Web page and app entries
>>>
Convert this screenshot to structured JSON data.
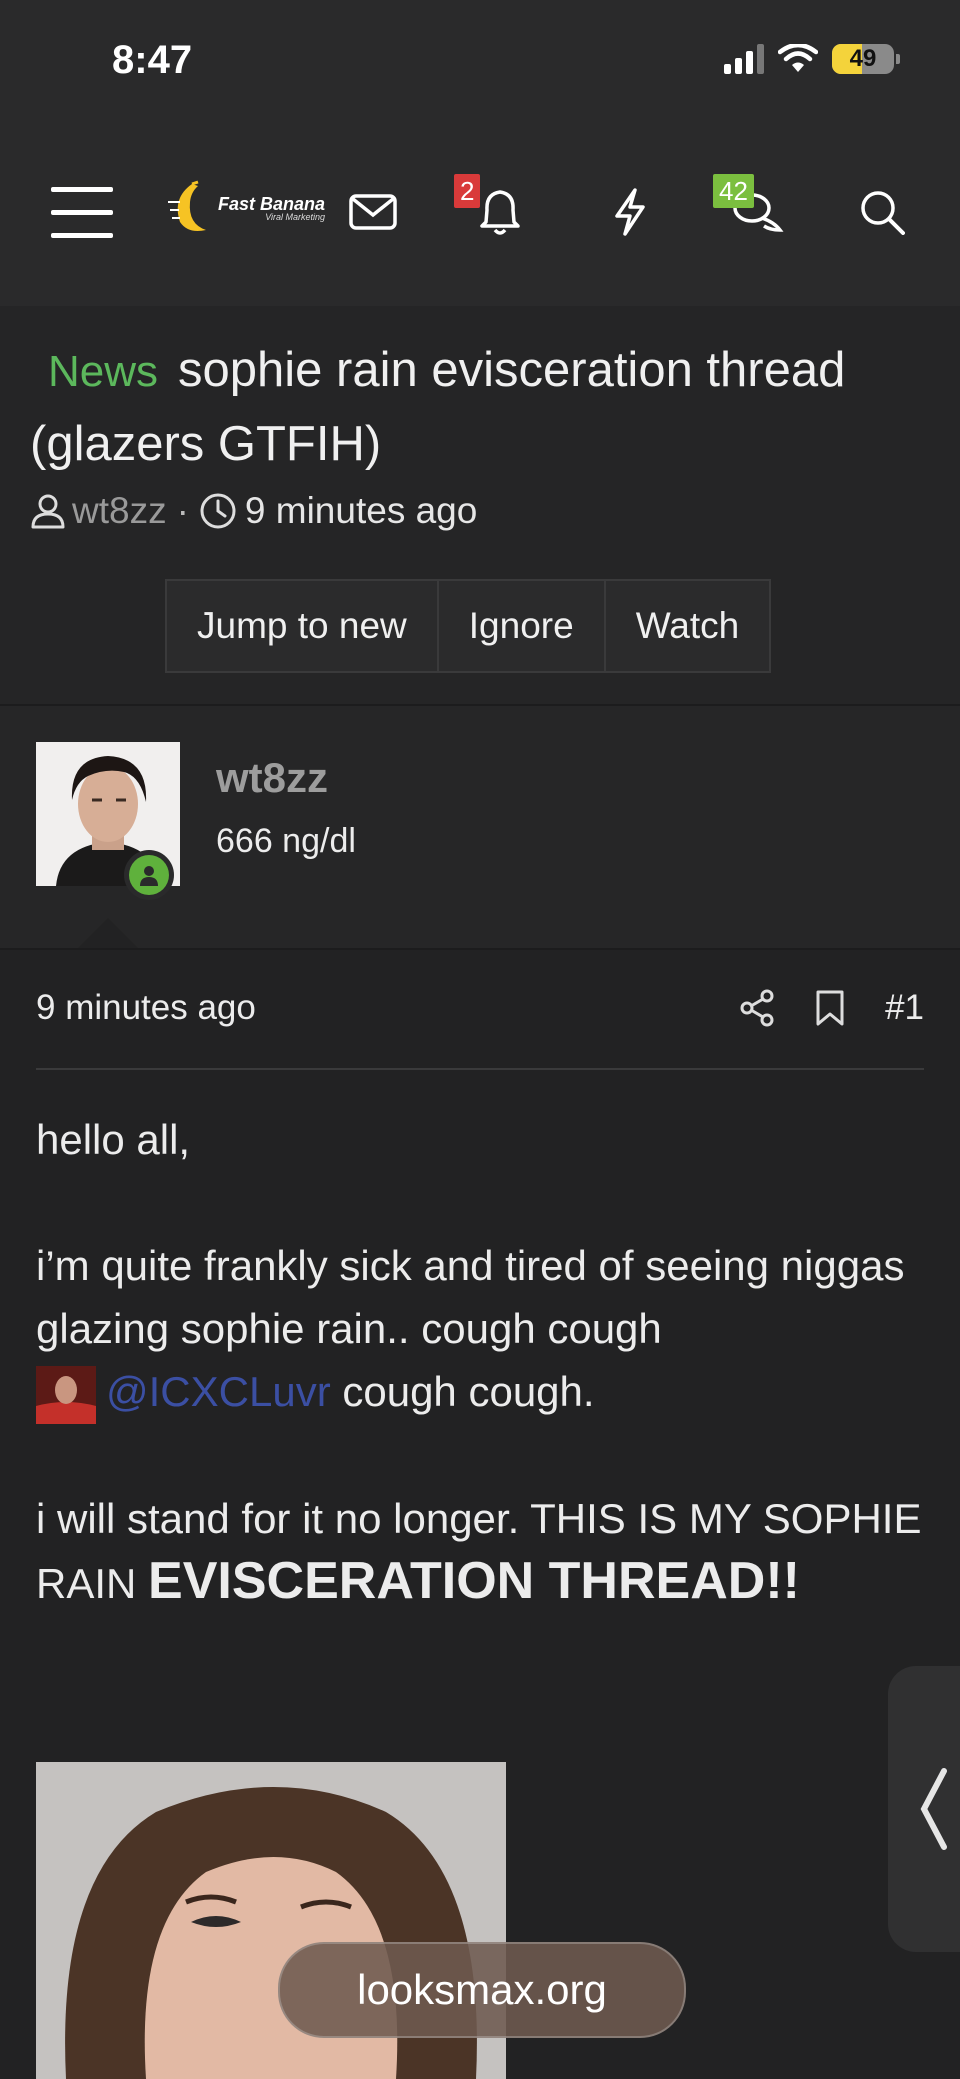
{
  "status_bar": {
    "time": "8:47",
    "battery": "49",
    "battery_level": 0.49
  },
  "nav": {
    "logo": {
      "name": "Fast Banana",
      "tagline": "Viral Marketing"
    },
    "alerts_badge": "2",
    "conversations_badge": "42",
    "icons": [
      "menu-icon",
      "mail-icon",
      "bell-icon",
      "bolt-icon",
      "chat-icon",
      "search-icon"
    ]
  },
  "thread": {
    "prefix": "News",
    "title": "sophie rain evisceration thread (glazers GTFIH)",
    "author": "wt8zz",
    "time": "9 minutes ago",
    "buttons": {
      "jump": "Jump to new",
      "ignore": "Ignore",
      "watch": "Watch"
    }
  },
  "post": {
    "username": "wt8zz",
    "user_title": "666 ng/dl",
    "time": "9 minutes ago",
    "number": "#1",
    "p1": "hello all,",
    "p2_a": "i’m quite frankly sick and tired of seeing niggas glazing sophie rain.. cough cough",
    "mention": "@ICXCLuvr",
    "p2_b": "cough cough.",
    "p3_a": "i will stand for it no longer. THIS IS MY SOPHIE RAIN",
    "p3_b": "EVISCERATION THREAD!!"
  },
  "browser": {
    "url": "looksmax.org"
  },
  "colors": {
    "accent_green": "#5cb85c",
    "mention_blue": "#3b4fa3",
    "badge_red": "#d93a3a",
    "badge_green": "#7bbf3f"
  }
}
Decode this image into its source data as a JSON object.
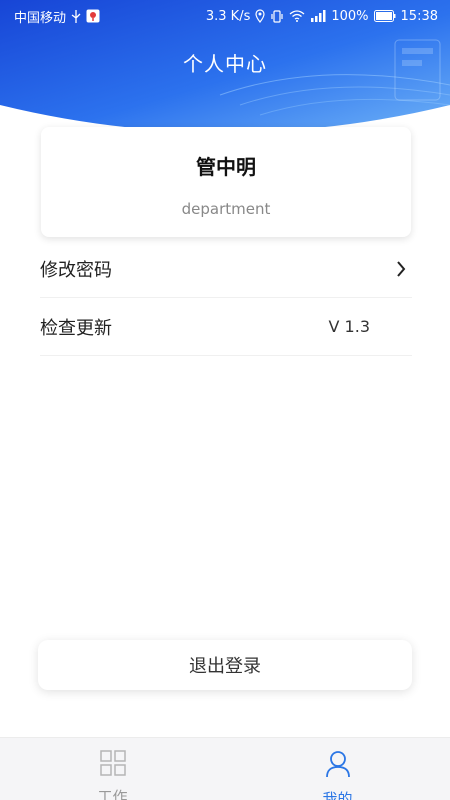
{
  "status_bar": {
    "carrier": "中国移动",
    "speed": "3.3 K/s",
    "battery": "100%",
    "time": "15:38"
  },
  "header": {
    "title": "个人中心"
  },
  "profile": {
    "name": "管中明",
    "department": "department"
  },
  "menu": {
    "change_password": "修改密码",
    "check_update": "检查更新",
    "version": "V 1.3"
  },
  "logout": {
    "label": "退出登录"
  },
  "tabbar": {
    "work": "工作",
    "mine": "我的"
  },
  "colors": {
    "header_blue": "#1a4fd8",
    "accent": "#2b76e5"
  }
}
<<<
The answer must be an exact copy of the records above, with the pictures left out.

Convert this screenshot to structured JSON data.
{
  "status_bar": {
    "time": "8:47",
    "battery": "49",
    "battery_level": 0.49
  },
  "nav": {
    "logo": {
      "name": "Fast Banana",
      "tagline": "Viral Marketing"
    },
    "alerts_badge": "2",
    "conversations_badge": "42",
    "icons": [
      "menu-icon",
      "mail-icon",
      "bell-icon",
      "bolt-icon",
      "chat-icon",
      "search-icon"
    ]
  },
  "thread": {
    "prefix": "News",
    "title": "sophie rain evisceration thread (glazers GTFIH)",
    "author": "wt8zz",
    "time": "9 minutes ago",
    "buttons": {
      "jump": "Jump to new",
      "ignore": "Ignore",
      "watch": "Watch"
    }
  },
  "post": {
    "username": "wt8zz",
    "user_title": "666 ng/dl",
    "time": "9 minutes ago",
    "number": "#1",
    "p1": "hello all,",
    "p2_a": "i’m quite frankly sick and tired of seeing niggas glazing sophie rain.. cough cough",
    "mention": "@ICXCLuvr",
    "p2_b": "cough cough.",
    "p3_a": "i will stand for it no longer. THIS IS MY SOPHIE RAIN",
    "p3_b": "EVISCERATION THREAD!!"
  },
  "browser": {
    "url": "looksmax.org"
  },
  "colors": {
    "accent_green": "#5cb85c",
    "mention_blue": "#3b4fa3",
    "badge_red": "#d93a3a",
    "badge_green": "#7bbf3f"
  }
}
Decode this image into its source data as a JSON object.
{
  "status_bar": {
    "carrier": "中国移动",
    "speed": "3.3 K/s",
    "battery": "100%",
    "time": "15:38"
  },
  "header": {
    "title": "个人中心"
  },
  "profile": {
    "name": "管中明",
    "department": "department"
  },
  "menu": {
    "change_password": "修改密码",
    "check_update": "检查更新",
    "version": "V 1.3"
  },
  "logout": {
    "label": "退出登录"
  },
  "tabbar": {
    "work": "工作",
    "mine": "我的"
  },
  "colors": {
    "header_blue": "#1a4fd8",
    "accent": "#2b76e5"
  }
}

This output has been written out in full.